So how did the editing process take place, can you share more with us on that?
I worked with a cameraman on the filming process. The music was composed by Nhung Nguyen in Hanoi. I edited the video myself and created the animated sections (in the video – interviewer).
How do you feel after your work went public – especially now that it is well-known to the Asian art community?
I feel really happy and also hope that the public will be even more welcoming towards contemporary art. Because to be honest, I think that this subject as well as the way it was portrayed will appear controversial to many. I worry that back in Vietnam, people will not agree with how I made it. But I also think that it’s an artist’s personal expression. An artist could not create much of a change nor influence, but I always hope that when [the artists] receive international recognition, they will be more openly accepted in Vietnam, especially on art programs of the government, of museums, or even on television…
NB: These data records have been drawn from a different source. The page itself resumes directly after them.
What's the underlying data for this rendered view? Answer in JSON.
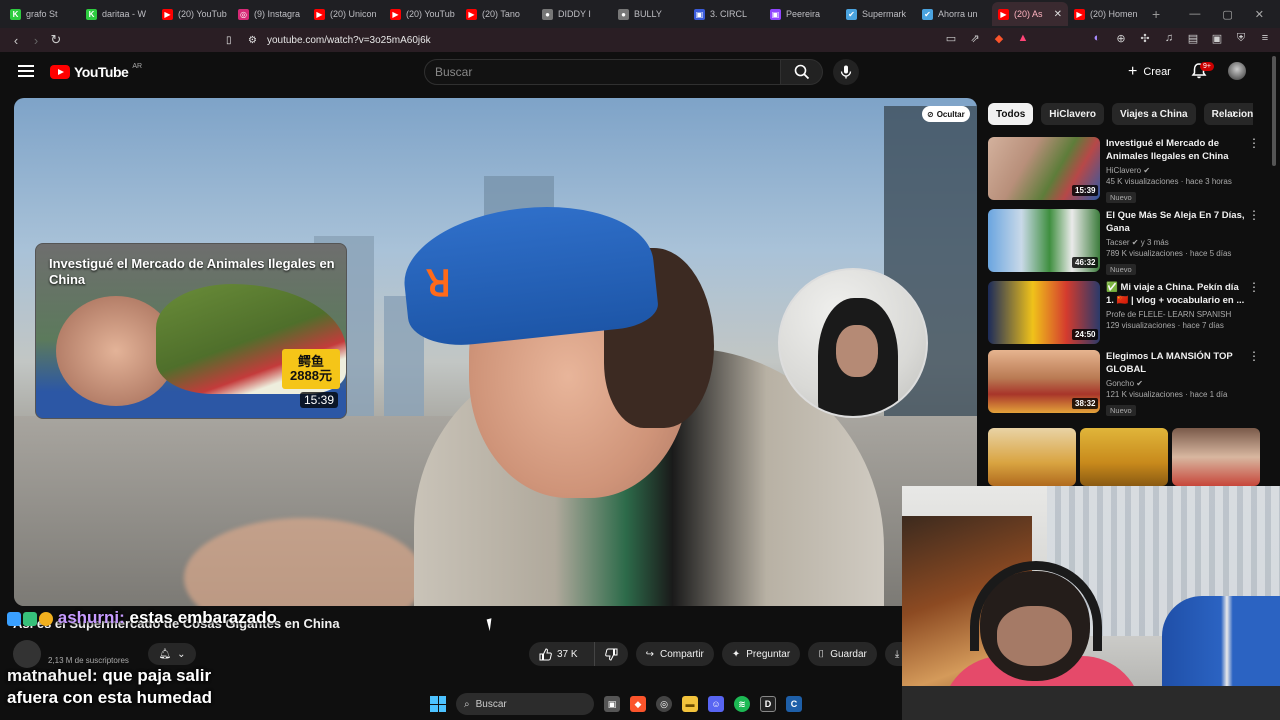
{
  "browser": {
    "tabs": [
      {
        "label": "grafo St",
        "color": "#2ecc40",
        "glyph": "K"
      },
      {
        "label": "daritaa - W",
        "color": "#2ecc40",
        "glyph": "K"
      },
      {
        "label": "(20) YouTub",
        "color": "#ff0000",
        "glyph": "▶"
      },
      {
        "label": "(9) Instagra",
        "color": "#d62976",
        "glyph": "◎"
      },
      {
        "label": "(20) Unicon",
        "color": "#ff0000",
        "glyph": "▶"
      },
      {
        "label": "(20) YouTub",
        "color": "#ff0000",
        "glyph": "▶"
      },
      {
        "label": "(20) Tano",
        "color": "#ff0000",
        "glyph": "▶"
      },
      {
        "label": "DIDDY I",
        "color": "#777777",
        "glyph": "●"
      },
      {
        "label": "BULLY",
        "color": "#777777",
        "glyph": "●"
      },
      {
        "label": "3. CIRCL",
        "color": "#3a5bd9",
        "glyph": "▣"
      },
      {
        "label": "Peereira",
        "color": "#9146ff",
        "glyph": "▣"
      },
      {
        "label": "Supermark",
        "color": "#4aa3df",
        "glyph": "✔"
      },
      {
        "label": "Ahorra un",
        "color": "#4aa3df",
        "glyph": "✔"
      },
      {
        "label": "(20) As",
        "color": "#ff0000",
        "glyph": "▶",
        "active": true
      },
      {
        "label": "(20) Homen",
        "color": "#ff0000",
        "glyph": "▶"
      }
    ],
    "url": "youtube.com/watch?v=3o25mA60j6k"
  },
  "header": {
    "logo_text": "YouTube",
    "country": "AR",
    "search_placeholder": "Buscar",
    "create_label": "Crear",
    "notif_badge": "9+"
  },
  "player": {
    "hide_label": "Ocultar",
    "endcard": {
      "title": "Investigué el Mercado de Animales Ilegales en China",
      "tag_line1": "鳄鱼",
      "tag_line2": "2888元",
      "duration": "15:39"
    }
  },
  "video": {
    "title": "Así es el Supermercado de Cosas Gigantes en China",
    "subscribers": "2,13 M de suscriptores",
    "likes": "37 K",
    "share_label": "Compartir",
    "ask_label": "Preguntar",
    "save_label": "Guardar",
    "download_label": "D"
  },
  "chat": [
    {
      "user": "ashurni:",
      "text": " estas embarazado"
    },
    {
      "user": "matnahuel:",
      "text": " que paja salir afuera con esta humedad"
    }
  ],
  "sidebar": {
    "chips": [
      "Todos",
      "HiClavero",
      "Viajes a China",
      "Relacionados"
    ],
    "recs": [
      {
        "title": "Investigué el Mercado de Animales Ilegales en China",
        "channel": "HiClavero",
        "verified": true,
        "meta": "45 K visualizaciones · hace 3 horas",
        "badge": "Nuevo",
        "duration": "15:39"
      },
      {
        "title": "El Que Más Se Aleja En 7 Días, Gana",
        "channel": "Tacser",
        "verified": true,
        "channel_suffix": " y 3 más",
        "meta": "789 K visualizaciones · hace 5 días",
        "badge": "Nuevo",
        "duration": "46:32"
      },
      {
        "title": "✅ Mi viaje a China. Pekín día 1. 🇨🇳 | vlog + vocabulario en ...",
        "channel": "Profe de FLELE- LEARN SPANISH",
        "verified": false,
        "meta": "129 visualizaciones · hace 7 días",
        "badge": "",
        "duration": "24:50"
      },
      {
        "title": "Elegimos LA MANSIÓN TOP GLOBAL",
        "channel": "Goncho",
        "verified": true,
        "meta": "121 K visualizaciones · hace 1 día",
        "badge": "Nuevo",
        "duration": "38:32"
      }
    ]
  },
  "taskbar": {
    "search_placeholder": "Buscar"
  }
}
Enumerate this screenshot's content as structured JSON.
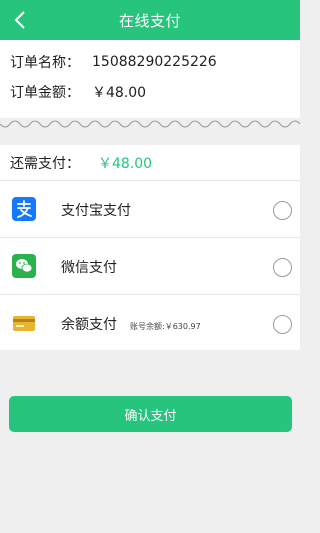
{
  "header": {
    "title": "在线支付",
    "back_icon": "chevron-left-icon",
    "color": "#27c47d"
  },
  "order": {
    "name_label": "订单名称：",
    "name_value": "15088290225226",
    "amount_label": "订单金额：",
    "amount_value": "￥48.00"
  },
  "payment": {
    "remaining_label": "还需支付：",
    "remaining_value": "￥48.00",
    "methods": [
      {
        "name": "支付宝支付",
        "icon": "alipay-icon",
        "color": "#1677ff",
        "selected": false
      },
      {
        "name": "微信支付",
        "icon": "wechat-icon",
        "color": "#2bb24c",
        "selected": false
      },
      {
        "name": "余额支付",
        "icon": "balance-card-icon",
        "color": "#e8b530",
        "balance_text": "账号余额:￥630.97",
        "selected": false
      }
    ]
  },
  "confirm_label": "确认支付"
}
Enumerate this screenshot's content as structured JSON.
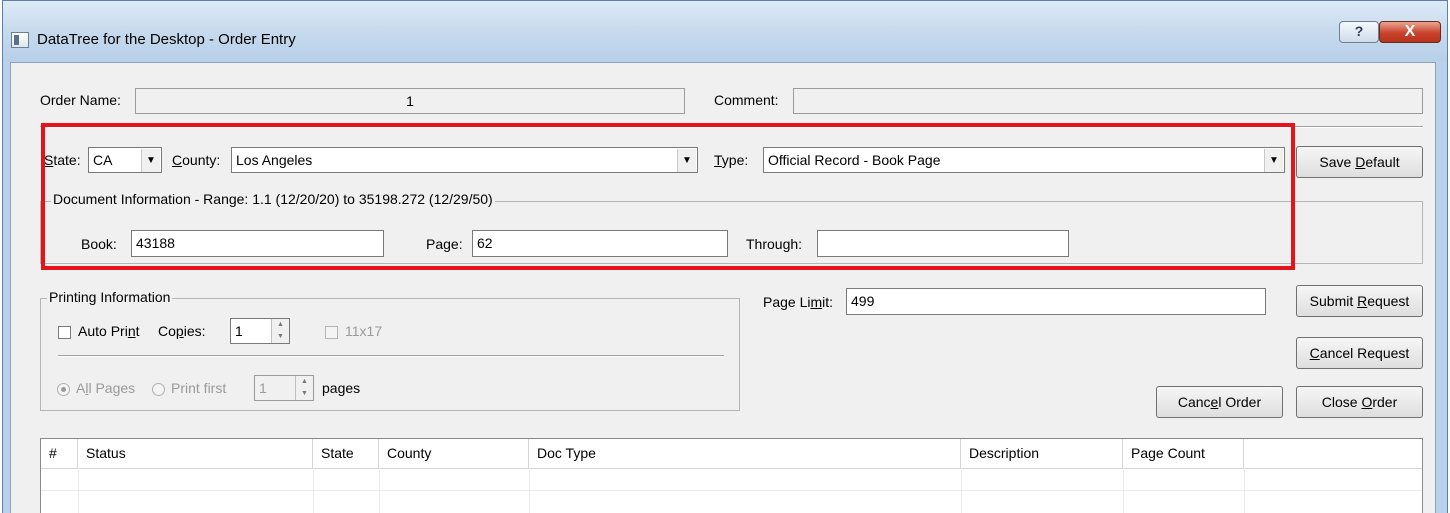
{
  "window": {
    "title": "DataTree for the Desktop - Order Entry",
    "help_label": "?",
    "close_label": "X"
  },
  "order": {
    "name_label": "Order Name:",
    "name_value": "1",
    "comment_label": "Comment:",
    "comment_value": ""
  },
  "criteria": {
    "state_label": "State:",
    "state_value": "CA",
    "county_label": "County:",
    "county_value": "Los Angeles",
    "type_label": "Type:",
    "type_value": "Official Record - Book Page",
    "save_default_label": "Save Default"
  },
  "document_info": {
    "caption": "Document Information - Range: 1.1 (12/20/20) to 35198.272 (12/29/50)",
    "book_label": "Book:",
    "book_value": "43188",
    "page_label": "Page:",
    "page_value": "62",
    "through_label": "Through:",
    "through_value": ""
  },
  "printing": {
    "caption": "Printing Information",
    "auto_print_label": "Auto Print",
    "auto_print_checked": false,
    "copies_label": "Copies:",
    "copies_value": "1",
    "size_11x17_label": "11x17",
    "all_pages_label": "All Pages",
    "print_first_label": "Print first",
    "print_first_value": "1",
    "pages_label": "pages"
  },
  "page_limit": {
    "label": "Page Limit:",
    "value": "499"
  },
  "buttons": {
    "submit_request": "Submit Request",
    "cancel_request": "Cancel Request",
    "cancel_order": "Cancel Order",
    "close_order": "Close Order"
  },
  "table": {
    "columns": [
      "#",
      "Status",
      "State",
      "County",
      "Doc Type",
      "Description",
      "Page Count"
    ],
    "rows": []
  },
  "colors": {
    "highlight_box": "#e5141a",
    "dialog_background": "#f0f0f0",
    "title_bar": "#c9dcef"
  }
}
What is your comment on the development of Vietnam’s contemporary art scene at the moment?
Vietnamese contemporary art scene is in such an exciting and intriguing phase. It is very different from that of other developed countries, where there are advanced art education and many systems in place. Vietnam is in its transition stage from the socialist economy to free trade, but on the cultural side – not only [visual] arts but also literature, music, theater – are still facing suppression. These are changing, in a bottom-up manner, as artists are creating their own art, working with each other and organizing their own exhibitions and creating platforms separately from [the state’s] orthodox museums. Their art are very original and exciting because the artists themselves want to create it. In Vietnam, there has yet to be an art market with art collectors to support the artists in order for them to make a living from their craft.
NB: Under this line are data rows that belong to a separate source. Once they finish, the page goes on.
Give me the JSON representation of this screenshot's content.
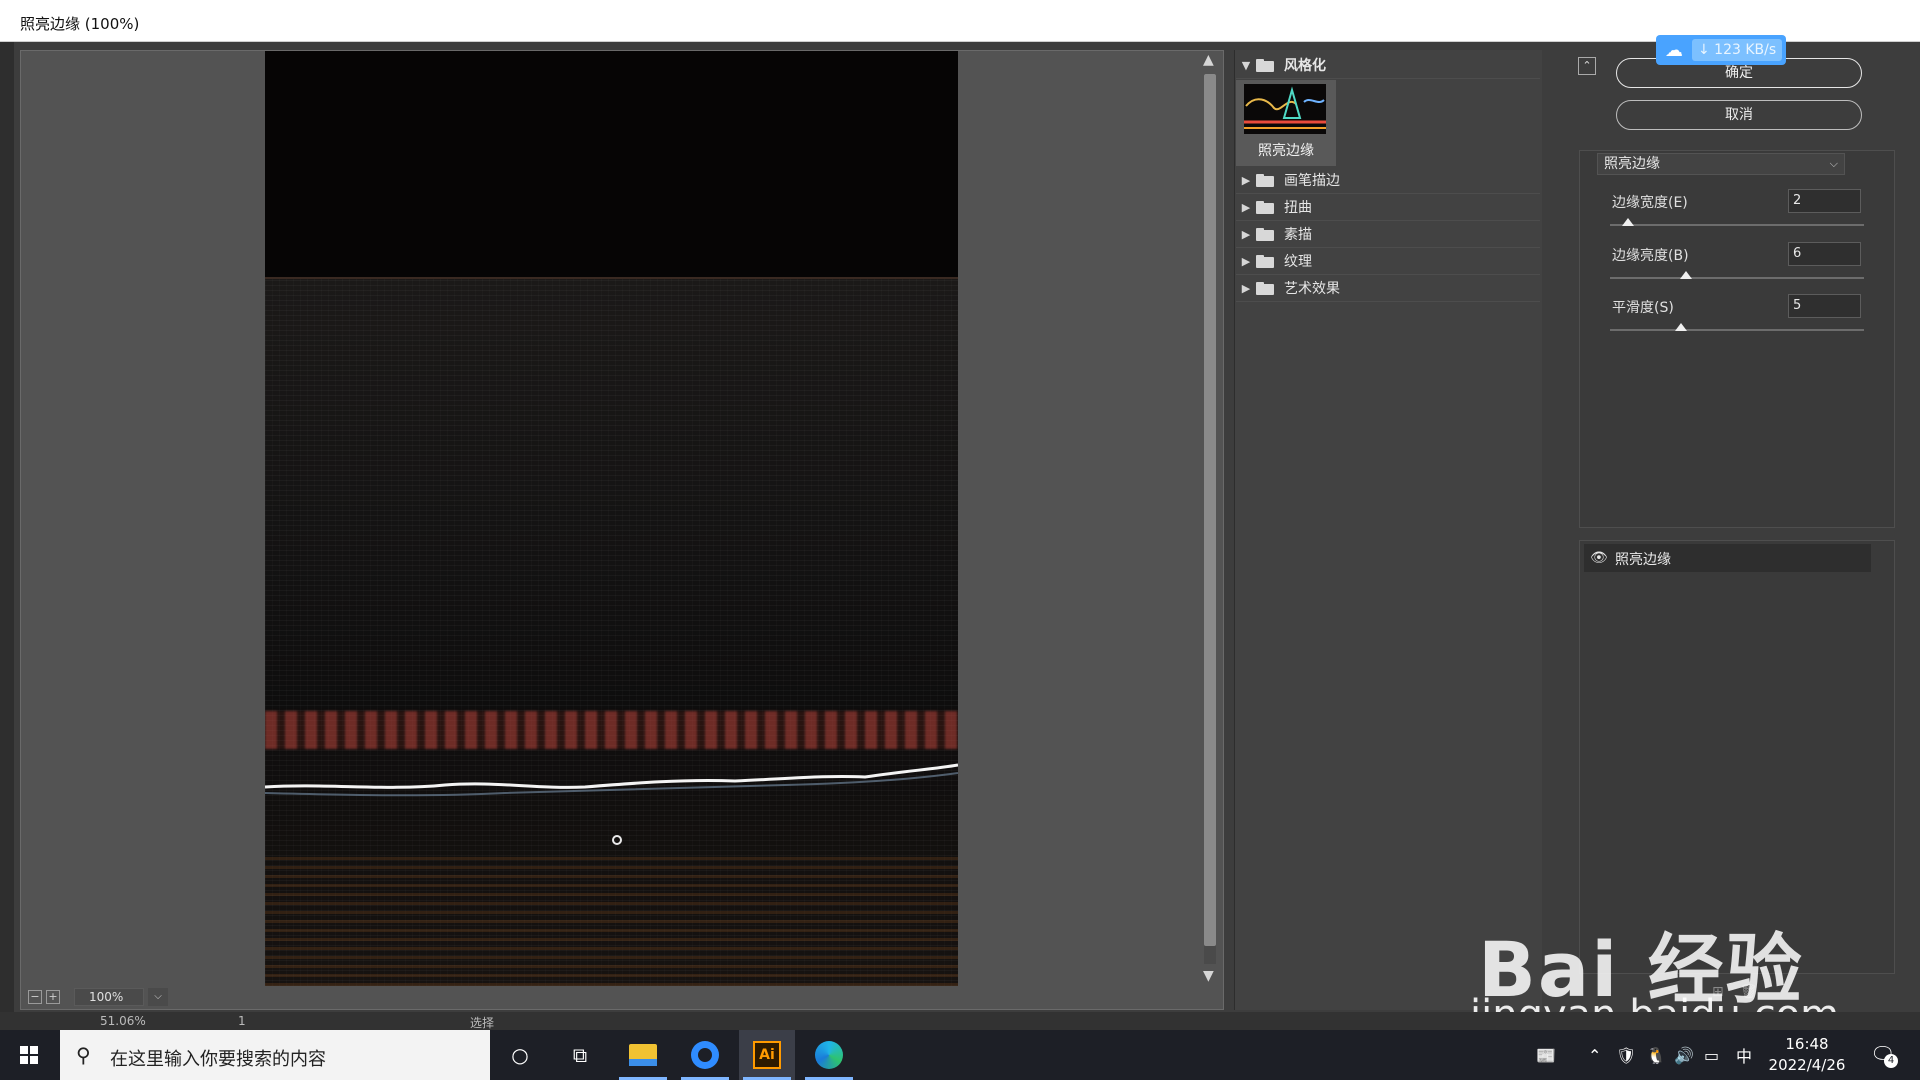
{
  "window": {
    "title": "照亮边缘 (100%)"
  },
  "preview": {
    "zoom": "100%"
  },
  "gallery": {
    "open_category": "风格化",
    "selected_filter": "照亮边缘",
    "categories": [
      "画笔描边",
      "扭曲",
      "素描",
      "纹理",
      "艺术效果"
    ]
  },
  "buttons": {
    "ok": "确定",
    "cancel": "取消"
  },
  "settings": {
    "filter": "照亮边缘",
    "params": [
      {
        "label": "边缘宽度(E)",
        "value": "2",
        "fraction": 0.07
      },
      {
        "label": "边缘亮度(B)",
        "value": "6",
        "fraction": 0.3
      },
      {
        "label": "平滑度(S)",
        "value": "5",
        "fraction": 0.28
      }
    ]
  },
  "layers": {
    "items": [
      {
        "name": "照亮边缘",
        "visible": true
      }
    ]
  },
  "download": {
    "speed": "↓ 123 KB/s"
  },
  "watermark": {
    "brand": "Bai  经验",
    "url": "jingyan.baidu.com"
  },
  "app_strip": {
    "zoom": "51.06%",
    "page": "1",
    "mode": "选择"
  },
  "taskbar": {
    "search_placeholder": "在这里输入你要搜索的内容",
    "ime": "中",
    "time": "16:48",
    "date": "2022/4/26",
    "notification_count": "4"
  },
  "colors": {
    "accent": "#49a3ff",
    "ai_orange": "#ff9a00"
  }
}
How do you plan to spend your 60,000 SGD prize? Have you any plan for future endeavors?
I haven’t given it much thought, but one thing for sure is that I will spend part of the prize to found a supporting fund for children who helped me make this film in Gia Lai. They were living in the rural with unfavorable conditions, but all are such bright kids with tremendous potential. I do hope that I can support them in my ability so that they can go to school and follow the career of their choice.
Through your art practicing experience and the production process of “Tropical Siesta”, what do you think about the power of visuals and videos in artistic expression? What is the difference between them and other conventional media such as paintings and sculptures?
“Tropical Siesta” actually includes both oil paintings and videos. I was trained as a painter, and so paintings to me are an accustomed medium still. The use of two-channel video is different in the way that moving images can convey the story well – while paintings are more about the feel of the medium. With “Tropical Siesta”, I want to combine both elements, so that it is not just telling a story with its details and characters,… but also emphasizing on visual language and, at the same time, on storytelling, creating for myself as an artist and for the audience a diverse perspective unrestrained by any doctrine or convention.
Translated by Hanoi Grapevine